I like to run. It’s a morning ritual: my alarm rings and I groan out of bed, stretching and shaking the morning’s inertia from my body. I lace my shoes, don my polyester shorts and walk outside. Bitter cold — the kind that pricks your skin like a needle — usually greets me when I exit my dorm. The sting feels good as it shakes off the last traces of sleep.
A brief moment of hesitation, and then I’m off. I start slow, my plodding steps hitting hard ground. A cyclical motion; left, right, left, right. As I lumber along, my limbs loosen. They stretch joyously, hungry for motion. The outside world slowly trickles away — left right, left right — as momentum drifts me through the next few miles.
My favorite run was in Austin, Texas, on a long raised platform called the Boardwalk Trail. I can still see it now. The platform hugs the edge of Lady Bird Lake, a thin body of marble blue water that borders downtown Austin. On the lake’s opposite bank, the city’s silver towers look resplendent in the March sun, their clean, crisp chrome gleaming against the glassy water.
As I begin my jog, I see the other runners on the trail — some are veterans, powerhouses, marathon runners. They blow past me, their lean bodies and smooth strides evidencing years of regimen. Of course, the trail also harbors the neophytes, more like me: the college-aged women in colorful Nike outfits; the grandfathers earnestly speed-walking in neon visors.
Mid-way through, I spot my friends ahead of me. I’m gaining on them, about to lap them. I increase my pace, my smooth, methodical strides becoming frenzied pattering. As I pass them, I hear one them scoff, “Hotshot!”
But my increased pace is too much; I’ve expended my reserves. I begin to grit my teeth, and my breathing grows ragged. My steady strides turn into leaden, laborious thuds, and seconds after I’ve lapped them, my friends pass me by.
I exhale sharply, a tired “whoosh.” “Y’all go ahead,” I call to them. “I’m going to walk this one out.”
My friend Aaron looks back at me — he’s smiling, but his face is surprisingly stern. “You’re not walking, Jack!” he calls. I scoff. I’d spent my energy; there was no way I could finish. But he’s insistent. “Don’t do it. Keep going!” he goads before speeding up to join the others.
As they run out of sight, I weigh my options. My legs scream to quit, but Aaron is right. I know that I would regret stopping; giving up would feel worse than the pain. I continue my pained pace, staring at the water’s vista to distract myself from the burning in my calves. Slowly, very slowly, despite my aching limbs, I make it back to the beginning of the trail.

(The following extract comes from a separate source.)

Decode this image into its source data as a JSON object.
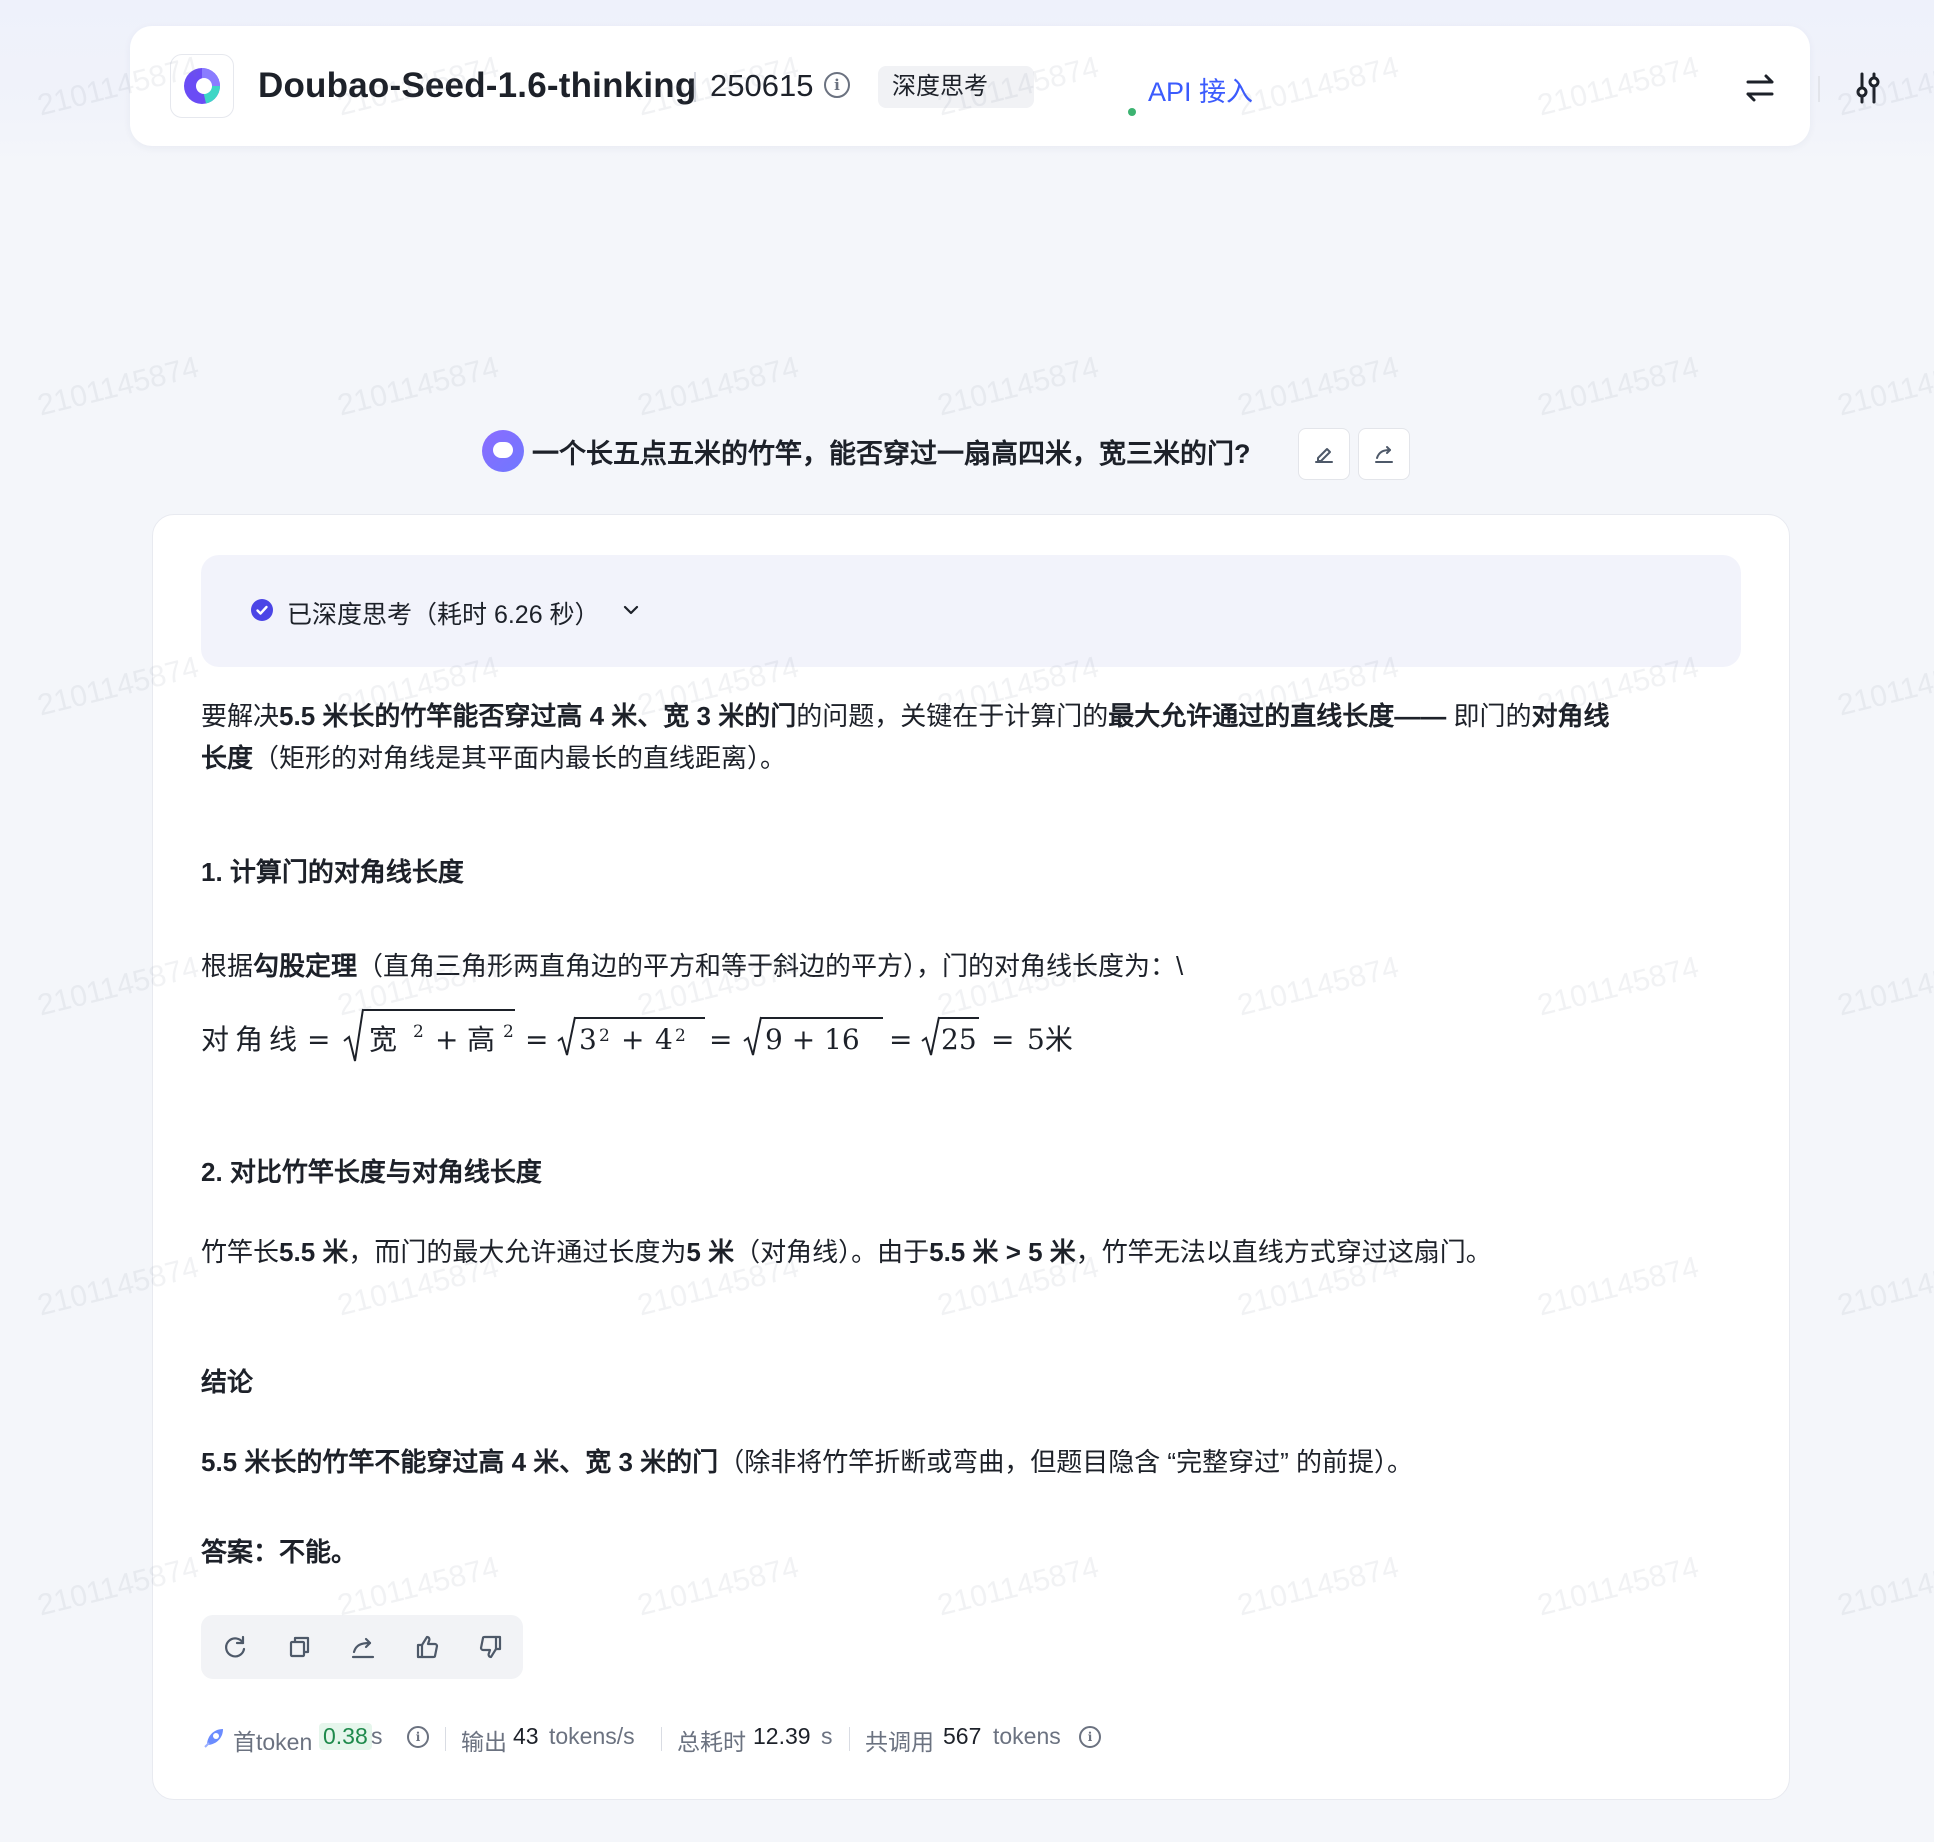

And though my body burns, I feel euphoric for having made it back.
As headstrong college students, we like to think we can handle anything. But there will often come times when we feel like quitting. We will be exhausted by schoolwork and extracurriculars, worn out by social pressures, beleaguered by doubts about our direction. In these struggles, we’ll be tempted to give up, just like I wanted to give up on the Boardwalk Trail.
But through all my moments of doubt, I’ve had various Aarons to spur me to the finish line — to convince me that I could do anything, to challenge me to be the best version of myself. If it weren’t for these people — with their insistence that I can make it to any finish line — I would have started walking a long time ago. Finding them should be one of our highest missions.